REVIEW: Article

Key to Rome: Don’t Leave Home Without It!

Key to Rome is without question the most beautiful, imaginative and instructive guidebook I have ever seen. It rekindles one’s passion for this great city and makes one want to hop on the next plane to Rome, but this time led by these two exciting companions—former Ambassador Frederick Vreeland and his wife, Vanessa, a well-known British artist who works in glass and mosaics.

The Vreelands have lived in Rome for many years and in this unique guide, they combine sophistication and wit with brilliant, artistic layouts and graphics.  Indeed, there are some 500 color and 75 black and white illustrations, printed on sturdy, shiny paper, and yet this book is just the right size and weight to carry around as one tours the magic city.

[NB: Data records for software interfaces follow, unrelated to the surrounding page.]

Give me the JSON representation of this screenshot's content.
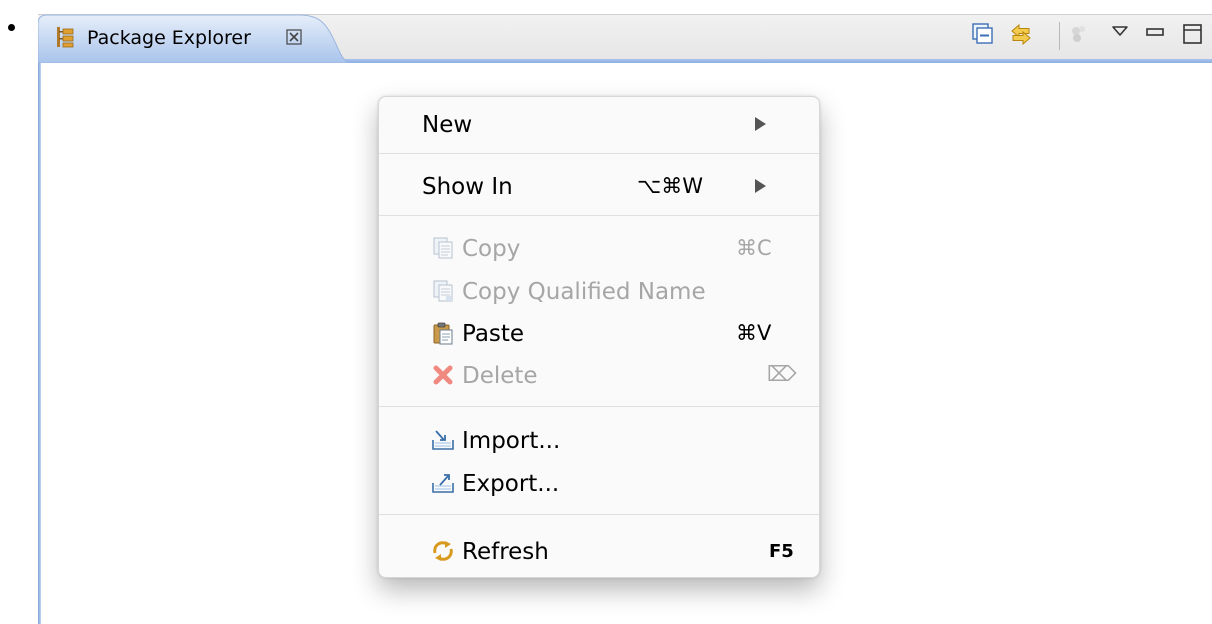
{
  "view": {
    "tab_title": "Package Explorer",
    "tab_icon": "package-explorer-icon",
    "toolbar": [
      {
        "name": "collapse-all-icon"
      },
      {
        "name": "link-with-editor-icon"
      },
      {
        "name": "filter-icon"
      },
      {
        "name": "view-menu-icon"
      },
      {
        "name": "minimize-icon"
      },
      {
        "name": "maximize-icon"
      }
    ]
  },
  "colors": {
    "tab_accent": "#8eb0e2",
    "disabled_text": "#a6a6a6"
  },
  "menu": {
    "new": {
      "label": "New",
      "submenu": true
    },
    "show_in": {
      "label": "Show In",
      "shortcut": "⌥⌘W",
      "submenu": true
    },
    "copy": {
      "label": "Copy",
      "shortcut": "⌘C",
      "enabled": false,
      "icon": "copy-icon"
    },
    "copy_qualified": {
      "label": "Copy Qualified Name",
      "enabled": false,
      "icon": "copy-qualified-name-icon"
    },
    "paste": {
      "label": "Paste",
      "shortcut": "⌘V",
      "enabled": true,
      "icon": "paste-icon"
    },
    "delete": {
      "label": "Delete",
      "shortcut": "⌦",
      "enabled": false,
      "icon": "delete-icon"
    },
    "import": {
      "label": "Import...",
      "icon": "import-icon"
    },
    "export": {
      "label": "Export...",
      "icon": "export-icon"
    },
    "refresh": {
      "label": "Refresh",
      "shortcut": "F5",
      "icon": "refresh-icon"
    }
  }
}
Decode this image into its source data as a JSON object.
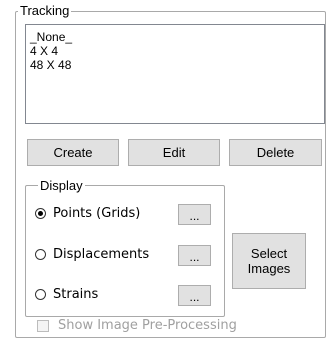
{
  "tracking": {
    "title": "Tracking",
    "list_items": [
      "_None_",
      "4 X 4",
      "48 X 48"
    ],
    "create_label": "Create",
    "edit_label": "Edit",
    "delete_label": "Delete"
  },
  "display": {
    "title": "Display",
    "options": [
      {
        "label": "Points (Grids)",
        "selected": true
      },
      {
        "label": "Displacements",
        "selected": false
      },
      {
        "label": "Strains",
        "selected": false
      }
    ],
    "ellipsis_label": "...",
    "select_images_label": "Select Images"
  },
  "show_preprocessing": {
    "label": "Show Image Pre-Processing",
    "checked": false,
    "enabled": false
  }
}
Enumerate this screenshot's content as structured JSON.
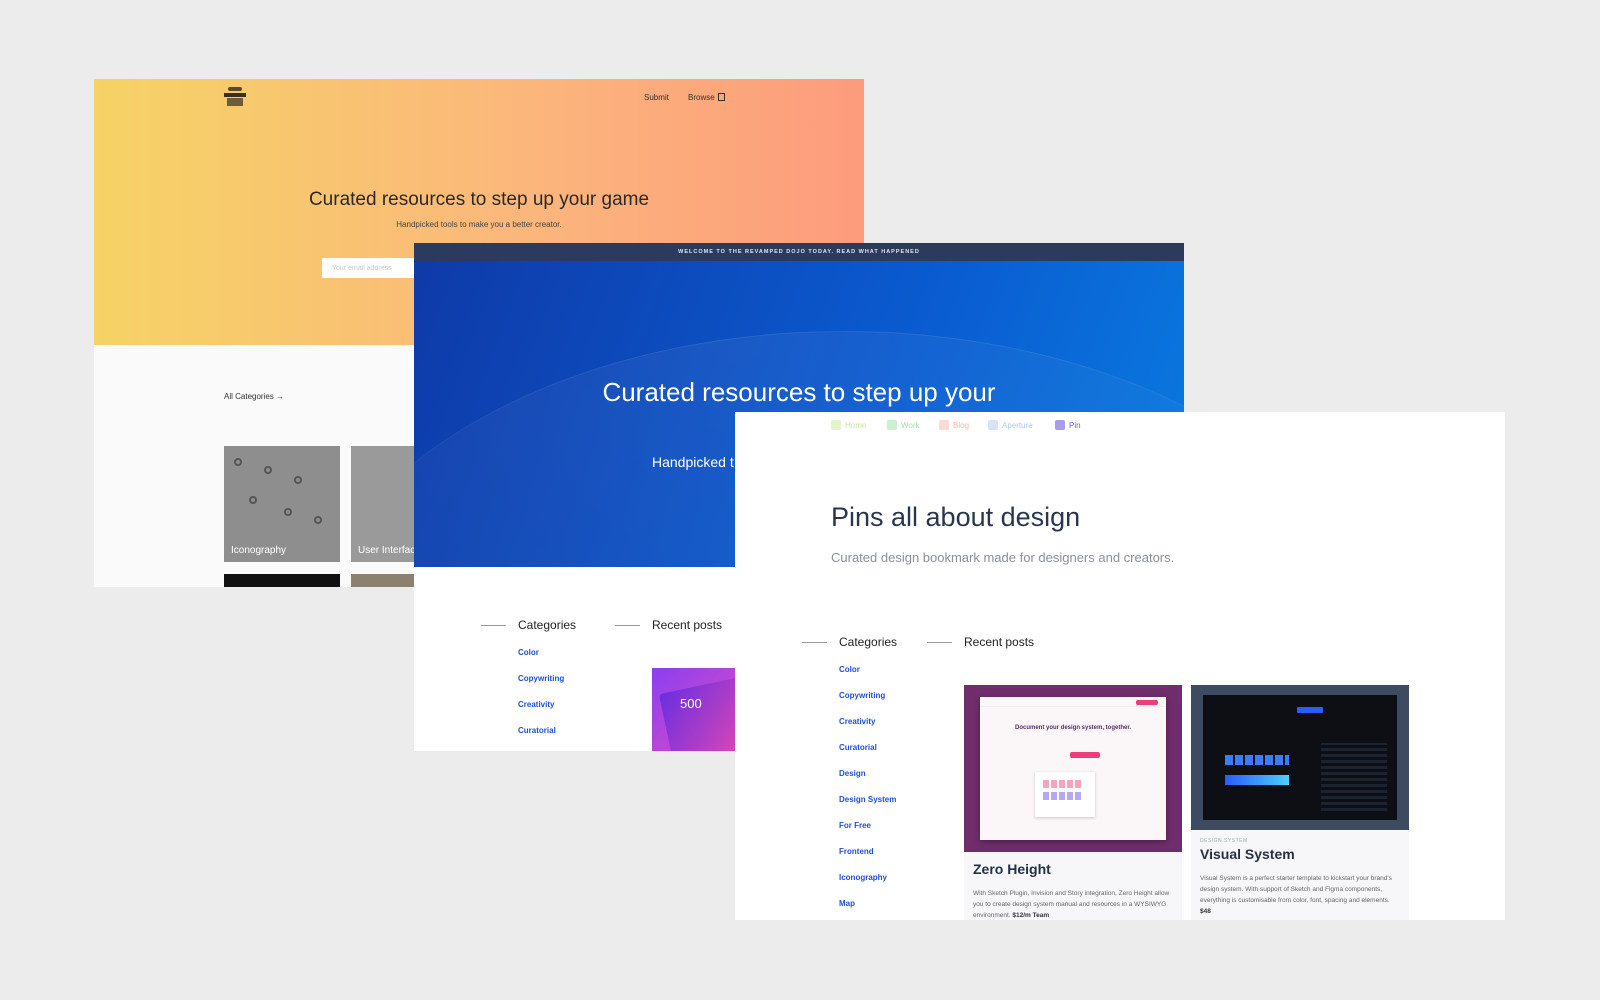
{
  "card1": {
    "nav": {
      "submit": "Submit",
      "browse": "Browse"
    },
    "hero": {
      "title": "Curated resources to step up your game",
      "subtitle": "Handpicked tools to make you a better creator.",
      "email_placeholder": "Your email address"
    },
    "all_categories": "All Categories →",
    "tiles": [
      "Iconography",
      "User Interface"
    ],
    "colors": {
      "gradient_start": "#f6d365",
      "gradient_end": "#fd9b7d"
    }
  },
  "card2": {
    "banner": "WELCOME TO THE REVAMPED DOJO TODAY. READ WHAT HAPPENED",
    "hero": {
      "title": "Curated resources to step up your game",
      "subtitle": "Handpicked t"
    },
    "categories_heading": "Categories",
    "recent_heading": "Recent posts",
    "categories": [
      "Color",
      "Copywriting",
      "Creativity",
      "Curatorial"
    ],
    "post_number": "500",
    "colors": {
      "hero_start": "#0f3aa8",
      "hero_end": "#0a7be0",
      "link": "#1d4fd8"
    }
  },
  "card3": {
    "nav": [
      {
        "label": "Home",
        "color": "#c8e6a0",
        "icon": "home-icon"
      },
      {
        "label": "Work",
        "color": "#9fe0a8",
        "icon": "work-icon"
      },
      {
        "label": "Blog",
        "color": "#f6b5a8",
        "icon": "blog-icon"
      },
      {
        "label": "Aperture",
        "color": "#a8c6f0",
        "icon": "aperture-icon"
      },
      {
        "label": "Pin",
        "color": "#6b5ce7",
        "icon": "pin-icon"
      }
    ],
    "title": "Pins all about design",
    "subtitle": "Curated design bookmark made for designers and creators.",
    "categories_heading": "Categories",
    "recent_heading": "Recent posts",
    "categories": [
      "Color",
      "Copywriting",
      "Creativity",
      "Curatorial",
      "Design",
      "Design System",
      "For Free",
      "Frontend",
      "Iconography",
      "Map"
    ],
    "posts": [
      {
        "title": "Zero Height",
        "screen_heading": "Document your design system, together.",
        "description": "With Sketch Plugin, Invision and Story integration, Zero Height allow you to create design system manual and resources in a WYSIWYG environment.",
        "price": "$12/m Team"
      },
      {
        "tag": "DESIGN SYSTEM",
        "title": "Visual System",
        "description": "Visual System is a perfect starter template to kickstart your brand's design system. With support of Sketch and Figma components, everything is customisable from color, font, spacing and elements.",
        "price": "$48"
      }
    ]
  }
}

And what a wealth of information the Vreelands provide!  As they write in their introduction, “The key to enjoying Rome is seeing it through the four layers of cultural history, which remain vivid even today.”  So they begin by walking the visitor through Ancient Rome, starting with the Colosseum, the Roman Forum, the Pantheon and many more wonders.  There follows a section on Christian Rome, beginning at St. Peter’s, then a section on the Renaissance and Baroque—the piazzas and fountains, the palaces and much more.

It would be a joy to do all this with book in hand, rather than being followed by tiresome guides droning along with the patter they inflict on tourists on a daily basis. Instead, the Vreelands give you all the information needed, covering the Eternal City’s 2,800-year history, in an easily readable, organized way, as well as conversational tidbits written with humor and style.

Finally, after one has savored this cornucopia of history and visual beauty, the Vreelands provide a chapter on “Shopping and the Grand Tour.” And under the title of essentials, they list all the museums, their holdings and their days and hours of operation as well as how to get there.  Hotels and restaurants are helpfully grouped by location and tariff.  The authors also cover “Rome for Children,” “Rome by Night” and even include some language hints as well as how to reach certain emergency services.

One marvels at the amount of work that has gone into this book and the extra-ordinary tools they give the reader, such as color coding the chapters so you can quickly turn to the section you want and the use of little key icons to indicate special favorites or little known delights. The inside flaps of both front and back give fold out maps of the city, which not only are excellent, but save the visitor having to carry and keep track of separate maps.

A book reviewer should be able to find something to criticize in any book.  Truthfully, I cannot.  And to sum up my impressions of Key to Rome, I can only say if you are planning a trip to Rome, “Don’t leave home without it.”

Issue Date


United States Chief of Protocol, 1982-1989